Styling the gripper is actually pretty easy. First, take a look at my Styling the ListView Column Header post. Follow that along until you get to the template for the ColumnHeader (by the fifth image down).
You should have something that looks like this:
Now we’re going to ignore everything here except that little part at the bottom the “PART_HeaderGripper”
A point of note: Perhaps I’ll go over this more some day, but we’ll just mention it in passing:
Do NOT change the name of that thing.
When you see something in a template with the prefix “PART”… Well, Robby Ingebretsen talks about it here:
“PART_” is just a naming convention. It means that the control expects an element with that name to exist in the template and will be looking for it. Think of it as a way to flag that element as important and an indication that the name shouldn’t change. The control could be looking for that element for a variety of reasons.

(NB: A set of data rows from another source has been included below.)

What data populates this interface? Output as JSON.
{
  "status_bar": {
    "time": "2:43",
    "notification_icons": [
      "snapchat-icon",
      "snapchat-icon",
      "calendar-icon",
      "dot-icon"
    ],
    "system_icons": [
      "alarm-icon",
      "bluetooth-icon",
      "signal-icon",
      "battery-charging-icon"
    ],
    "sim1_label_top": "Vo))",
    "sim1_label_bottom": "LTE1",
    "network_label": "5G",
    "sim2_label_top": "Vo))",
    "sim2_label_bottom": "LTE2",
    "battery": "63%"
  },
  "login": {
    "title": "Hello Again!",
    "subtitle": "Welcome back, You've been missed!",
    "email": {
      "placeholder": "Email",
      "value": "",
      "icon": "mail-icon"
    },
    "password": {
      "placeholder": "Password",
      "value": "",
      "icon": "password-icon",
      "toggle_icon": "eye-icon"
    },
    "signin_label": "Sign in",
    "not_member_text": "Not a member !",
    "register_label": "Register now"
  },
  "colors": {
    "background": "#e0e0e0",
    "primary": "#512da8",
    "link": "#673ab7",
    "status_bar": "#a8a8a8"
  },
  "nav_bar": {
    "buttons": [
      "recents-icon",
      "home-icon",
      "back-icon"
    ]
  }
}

So this gripper is essential to the proper functionality of the column header.
But that doesn’t mean we can’t futz with it right?
The thing about the gripper is that its parent template (the GridViewColumnHeader template) holds all the triggers that control the IsMouseOver and IsPressed state. If you want to alter those, make sure that you either:
- Do it in the GridViewColumnHeader template (just change the triggers as they currently are)
- Get rid of the triggers in the GridViewColumnHeader template so they don’t interfere with your own triggers.
The difference of course is that if you use the second option, your gripper will only perform the triggers when the user is directly over the gripper itself while in the first option, the triggers will fire off when the user is over any part of the column header. The user design side of me loves the second option because it is a much clearer indication to the user that they are about to do something with the gripper itself.
Besides, when I decide to mess with the gripper, I’m usually doing a major overhaul of the thing. So lets go into the guts of the gripper by right clicking on the gripper in the Object and go to:
Edit Control Parts (Template) -> Edit Template
The Gripper is a “Thumb” control. You can also see more examples of Thumb controls acting as the scrollbars in the ScrollViewer template. Unlike the ScrollViewer, this Thumb control is the most boring template you’ve ever seen… it’s Border with a Rectangle in it.
But boring is good because we can go in and change everything we need really easily. The rectangle is the piece you can see and the border defines the clickable area. From here, you could make the gripper a smiley face if you wanted.
Such is the power of WPF…